====== Provided records
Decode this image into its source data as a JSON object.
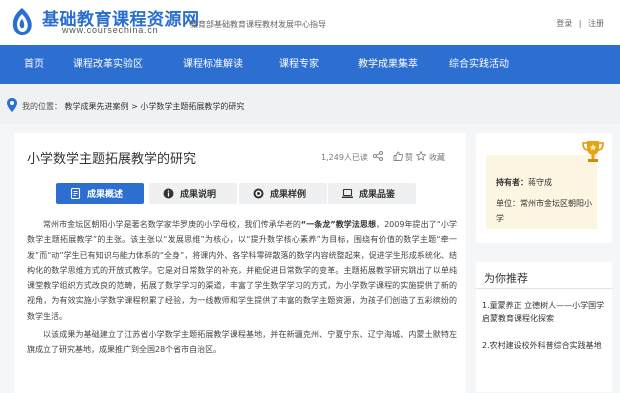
{
  "header": {
    "site_name": "基础教育课程资源网",
    "site_url": "www.coursechina.cn",
    "slogan": "教育部基础教育课程教材发展中心指导",
    "login": "登录",
    "divider": "|",
    "register": "注册"
  },
  "nav": {
    "items": [
      "首页",
      "课程改革实验区",
      "课程标准解读",
      "课程专家",
      "教学成果集萃",
      "综合实践活动"
    ]
  },
  "breadcrumb": {
    "prefix": "我的位置：",
    "path": "教学成果先进案例 > 小学数学主题拓展教学的研究"
  },
  "article": {
    "title": "小学数学主题拓展教学的研究",
    "reads": "1,249人已读",
    "like_label": "赞",
    "collect_label": "收藏",
    "tabs": [
      {
        "label": "成果概述",
        "icon": "document-icon",
        "active": true
      },
      {
        "label": "成果说明",
        "icon": "info-icon",
        "active": false
      },
      {
        "label": "成果样例",
        "icon": "target-icon",
        "active": false
      },
      {
        "label": "成果品鉴",
        "icon": "laptop-icon",
        "active": false
      }
    ],
    "p1_a": "常州市金坛区朝阳小学是著名数学家华罗庚的小学母校，我们传承华老的",
    "p1_highlight": "“一条龙”教学法思想",
    "p1_b": "，2009年提出了“小学数学主题拓展教学”的主张。该主张以“发展思维”为核心，以“提升数学核心素养”为目标，围绕有价值的数学主题“牵一发”而“动”学生已有知识与能力体系的“全身”，将课内外、各学科零碎散落的数学内容统整起来，促进学生形成系统化、结构化的数学思维方式的开放式教学。它是对日常数学的补充，并能促进日常数学的变革。主题拓展教学研究跳出了以单纯课堂教学组织方式改良的范畴，拓展了数学学习的渠道，丰富了学生数学学习的方式，为小学数学课程的实施提供了新的视角，为有效实施小学数学课程积累了经验，为一线教师和学生提供了丰富的数学主题资源，为孩子们创造了五彩缤纷的数学生活。",
    "p2": "以该成果为基础建立了江苏省小学数学主题拓展教学课程基地，并在新疆克州、宁夏宁东、辽宁海城、内蒙土默特左旗成立了研究基地，成果推广到全国28个省市自治区。"
  },
  "sidebar": {
    "owner_label": "持有者：",
    "owner_name": "蒋守成",
    "unit_label": "单位：",
    "unit_name": "常州市金坛区朝阳小学",
    "recommend_title": "为你推荐",
    "recommend": [
      "1.童蒙养正 立德树人——小学国学启蒙教育课程化探索",
      "2.农村建设校外科普综合实践基地"
    ]
  },
  "colors": {
    "brand_blue": "#2c6fd1",
    "profile_bg": "#fbf5e1",
    "trophy_gold": "#e8a21a"
  }
}
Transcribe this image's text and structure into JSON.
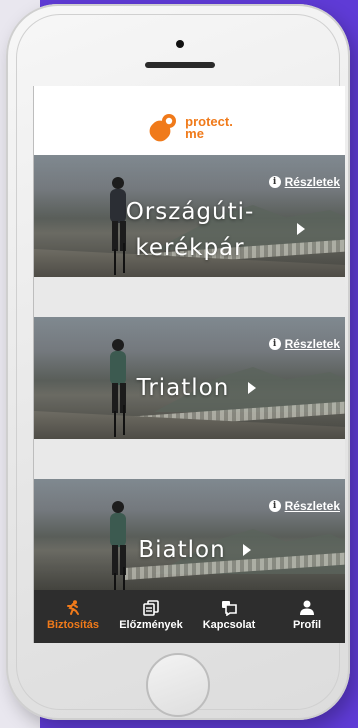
{
  "app": {
    "logo_line1": "protect.",
    "logo_line2": "me",
    "brand_color": "#f07a1a"
  },
  "cards": [
    {
      "title_line1": "Országúti-",
      "title_line2": "kerékpár",
      "details_label": "Részletek"
    },
    {
      "title": "Triatlon",
      "details_label": "Részletek"
    },
    {
      "title": "Biatlon",
      "details_label": "Részletek"
    }
  ],
  "tabbar": {
    "tabs": [
      {
        "label": "Biztosítás",
        "icon": "running-person-icon",
        "active": true
      },
      {
        "label": "Előzmények",
        "icon": "documents-icon",
        "active": false
      },
      {
        "label": "Kapcsolat",
        "icon": "chat-icon",
        "active": false
      },
      {
        "label": "Profil",
        "icon": "person-icon",
        "active": false
      }
    ],
    "background": "#2d2d2d",
    "active_color": "#f07a1a"
  }
}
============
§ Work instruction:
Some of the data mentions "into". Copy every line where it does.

§ Answer for the task:
Decode this image into its source data as a JSON object.
Transcribe this image's text and structure into JSON.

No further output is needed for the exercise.